African American literary studies and ProQuest

What can we learn about African American literary studies -- where it's been and where it's headed -- by taking a look at what the field's newest scholars have produced, namely, their dissertations? That question has been driving my recent searches on ProQuest Dissertations & Theses Global, an incredibly expansive database with more than 4 million documents.

For one, I noticed the growth of the field based on the increasing numbers of references to major African American writers and scholars in dissertations from 1960 - 2018. In addition, I observed increases in key terms such as "African American literature," "black literature," "Harlem Renaissance," "Black Arts Movement," and so forth.

What I've discovered is that the mid to late 1990s were critical growth periods for African American literary studies or, more broadly, for subjects pertaining to African American literature. ProQuest includes a graph that represents the frequency of citations in a given year. Note these charts on "African American literature" and "Toni Morrison," both from 1980 - 1999. Take a look:

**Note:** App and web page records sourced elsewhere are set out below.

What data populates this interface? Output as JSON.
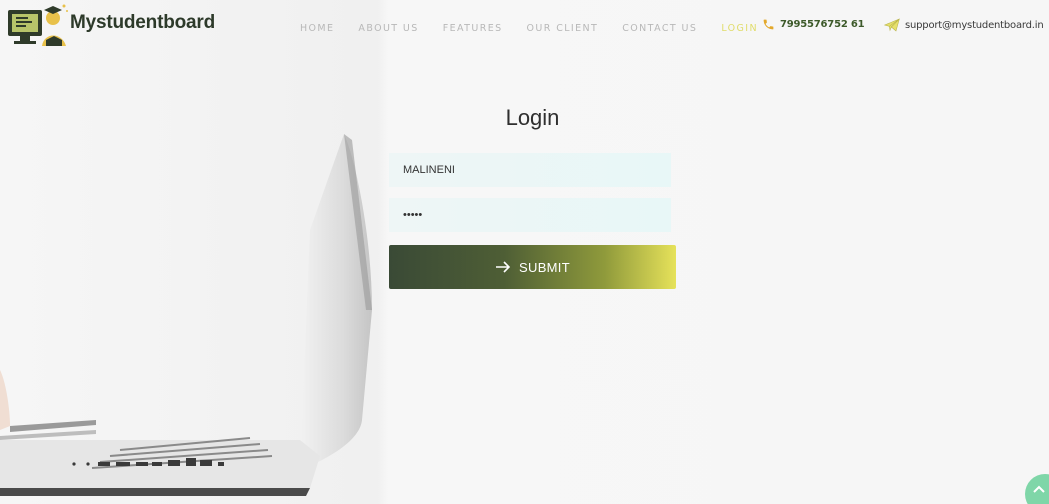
{
  "brand": {
    "name": "Mystudentboard"
  },
  "nav": {
    "items": [
      "HOME",
      "ABOUT US",
      "FEATURES",
      "OUR CLIENT",
      "CONTACT US",
      "LOGIN"
    ],
    "active": "LOGIN"
  },
  "contact": {
    "phone": "7995576752 61",
    "email": "support@mystudentboard.in"
  },
  "login": {
    "title": "Login",
    "username_value": "MALINENI",
    "password_value": "•••••",
    "submit_label": "SUBMIT"
  },
  "colors": {
    "accent_yellow": "#e0dc6a",
    "button_dark": "#3a4a36",
    "button_light": "#e6e25a",
    "scroll_top": "#7fd6a8"
  },
  "icons": {
    "phone": "phone-icon",
    "email": "paper-plane-icon",
    "submit": "arrow-right-icon",
    "scroll_top": "chevron-up-icon"
  }
}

Graphs on ProQuest of "African American literature" and "Toni Morrison" from 1980 - 1999

The growth moving toward the late 1990s stands out, but also the similar trajectories of "African American literature" and "Toni Morrison" are prevalent as well. The specific numbers, though, are different. There are 1,054 dissertations that mention "African American literature, while there are 2,137 dissertations that mention Toni Morrison between 1980 - 1999.

I suspect several factors account for the perceptible growth, including the expanded numbers of professors with training in African American literary studies working at universities. In addition, scholars outside the field were likely introducing and encouraging their students to write about African American literature more than had happened in the past.

A Notebook on ProQuest Dissertations and Theses

1 comment:

Unknown said...

I am so pleased to see this research! I knew that the 90's was a watershed period for AFAM writers, and that Morrison was a large part of that. I was surprised, though, to see how many dissertations were done on Morrison. Another indication of her reach, I think.